My first Café Tacuba album won't be my last. This may give one the wrong impression of Sino (or maybe not), but my favorite aspect of the album is the scattered slices of 80s-style keyboard parts. None of the songs sounds like the Human League, but they do run from rather rock- or punk-sounding to beautiful keyboards, perhaps more akin to Yes or someone like that than A Flock Of Seagulls. My favorites are the almost eight-minute first single, "Volver A Comenzar", "Esta Vez" and the closer, "Gracias".

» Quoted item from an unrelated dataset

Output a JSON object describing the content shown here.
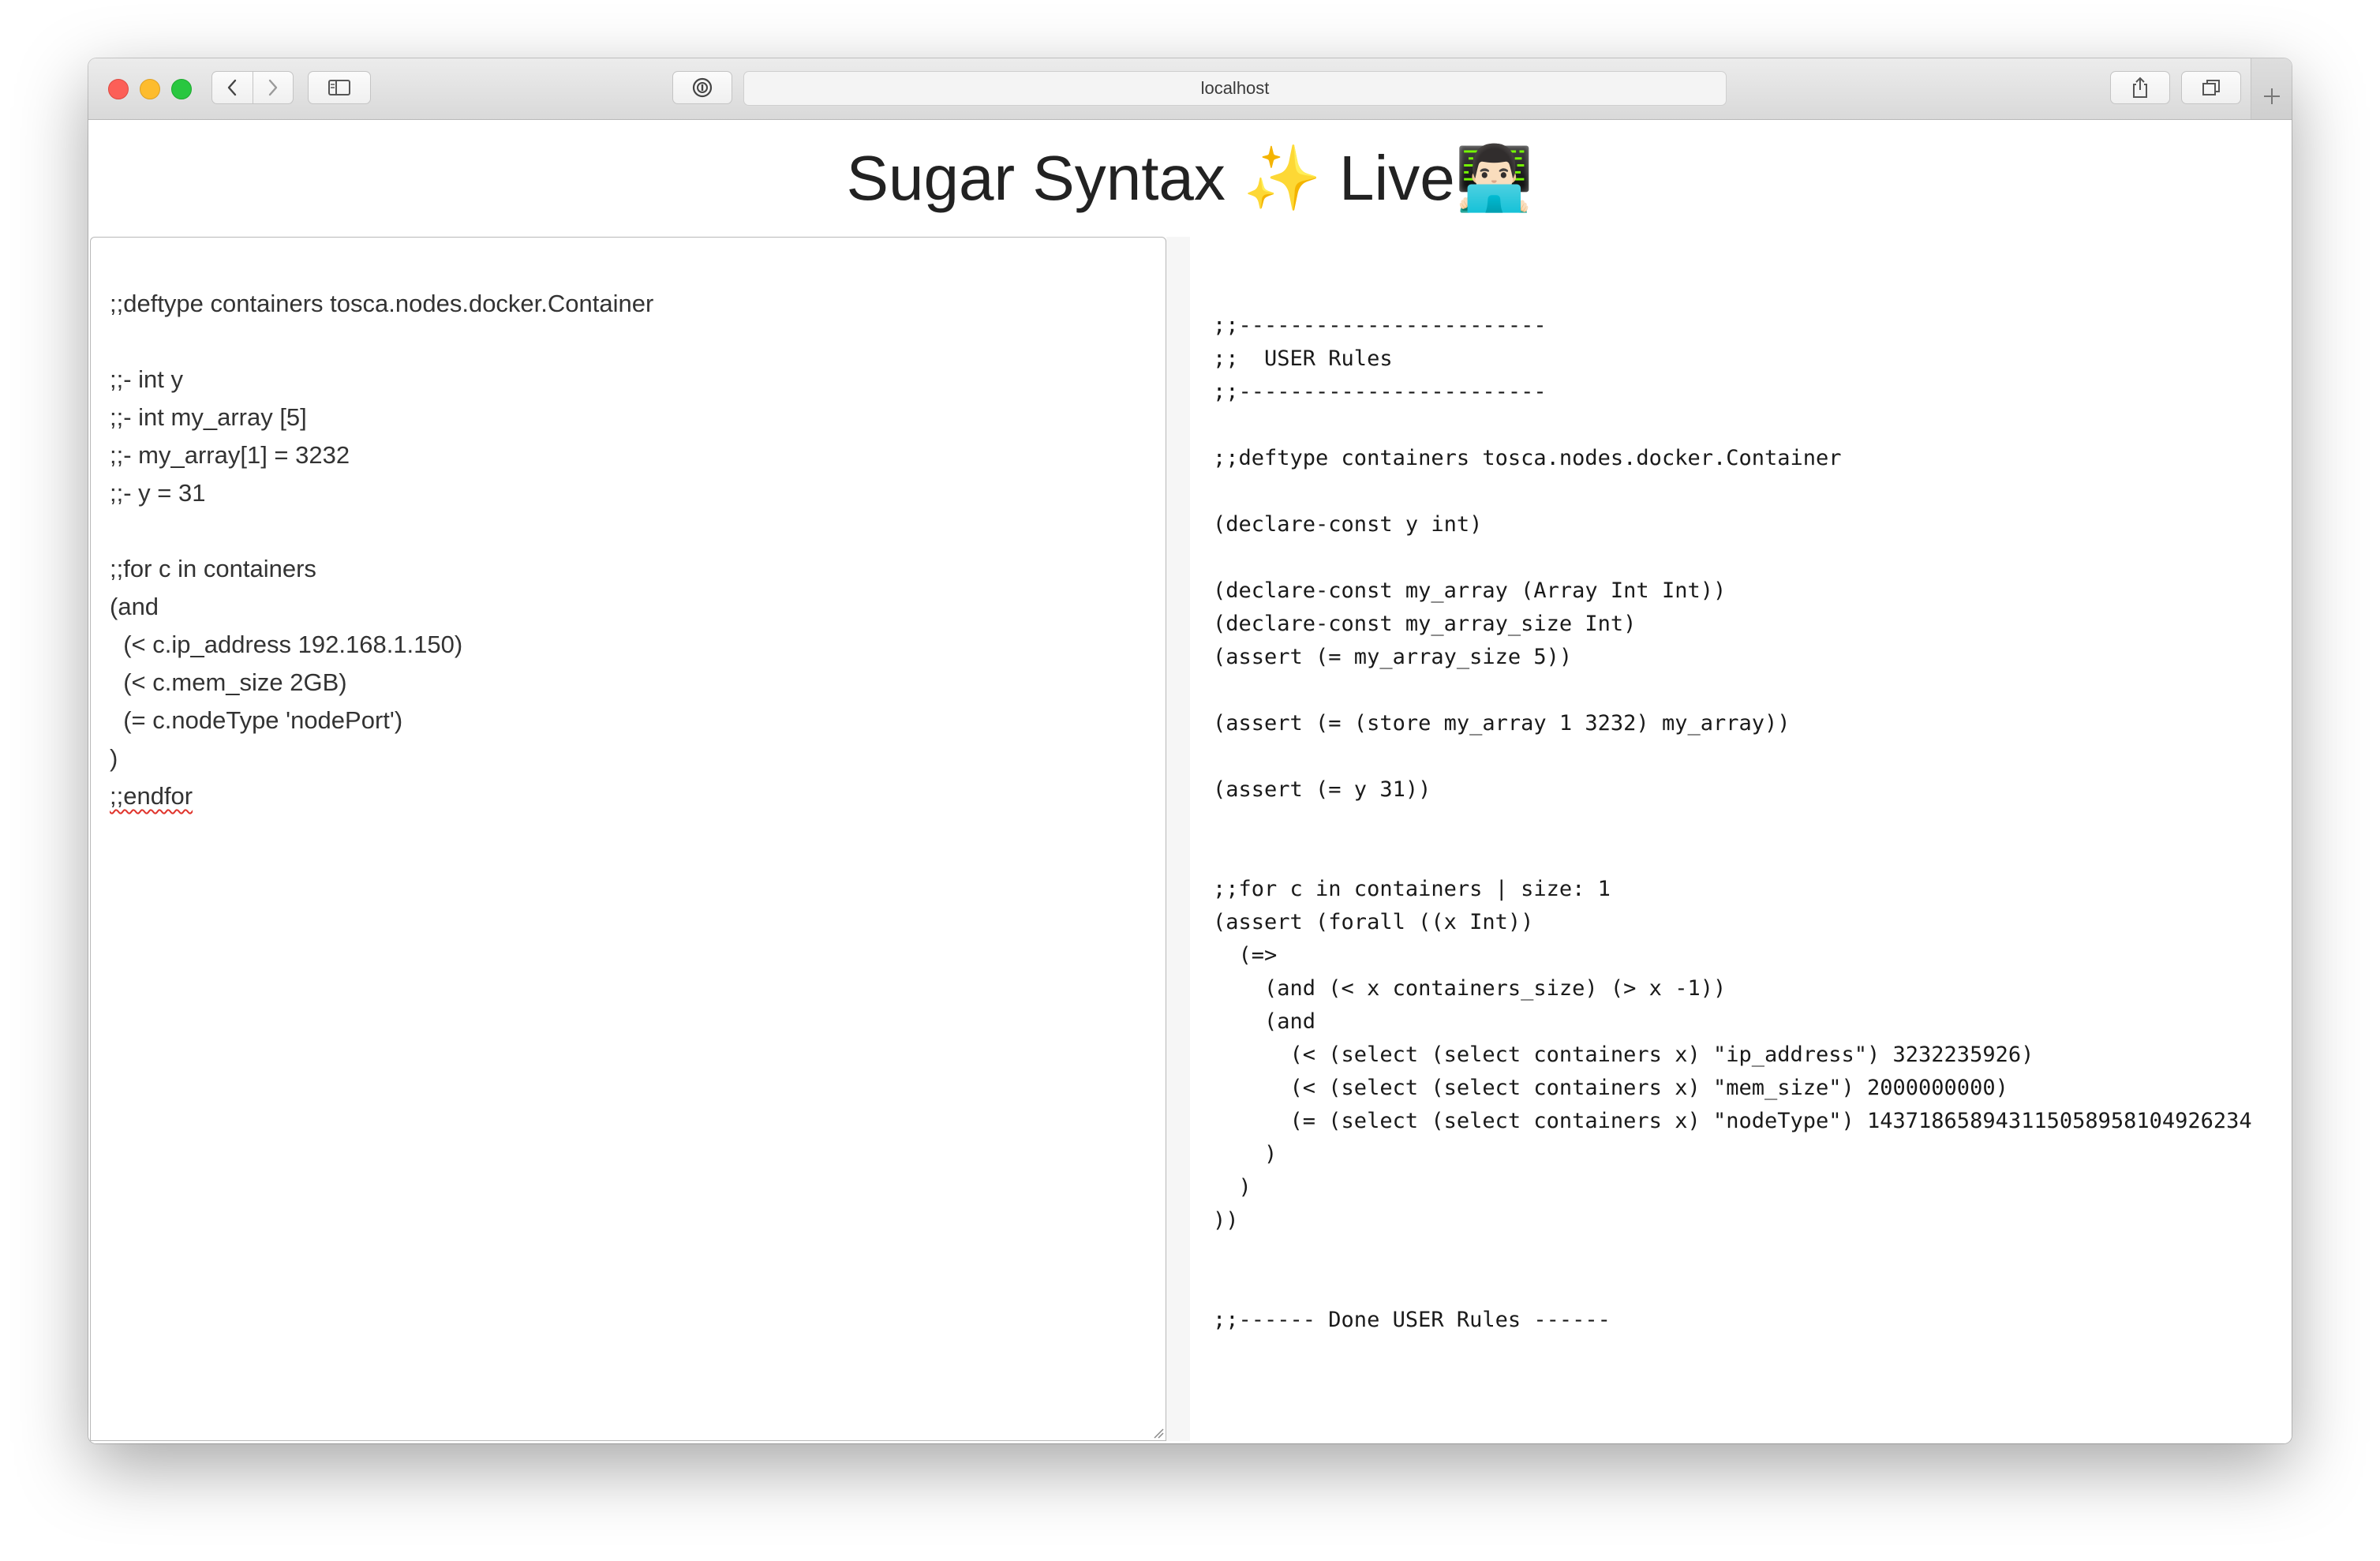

Send Away The Tigers is another album whose strength is in consistency. I don't think this set of tracks ever hits a low point, though it is only a third tier album because I also don't think it reaches the highest heights either, with the luminescent exception of "Your Love Alone Is Not Enough", which is easily one of the best songs of the year.
Speaking of songs of the year, I find the need to list only one which isn't on one of the above-mentioned albums. "Mi Libre Canción" is a beautiful duet, led by Laura Pausini, who I hadn't heard of before, but with enough Juanes to make me buy it, and I've grown to love the whole thing. It's strange to hear her accent though, with all the "th" sounds, after coming into Spanish-language music through all Latin American musicians.
And finally, Prefab Sprout re-released their seminal "Steve McQueen" album (known in the U.S. as "Two Wheels Good") with eight bonus tracks. These acoustic renderings of most of the album tracks (why not just redo all eleven, Paddy?) are wonderful, but they were made from a pretty darn strong foundation, after all.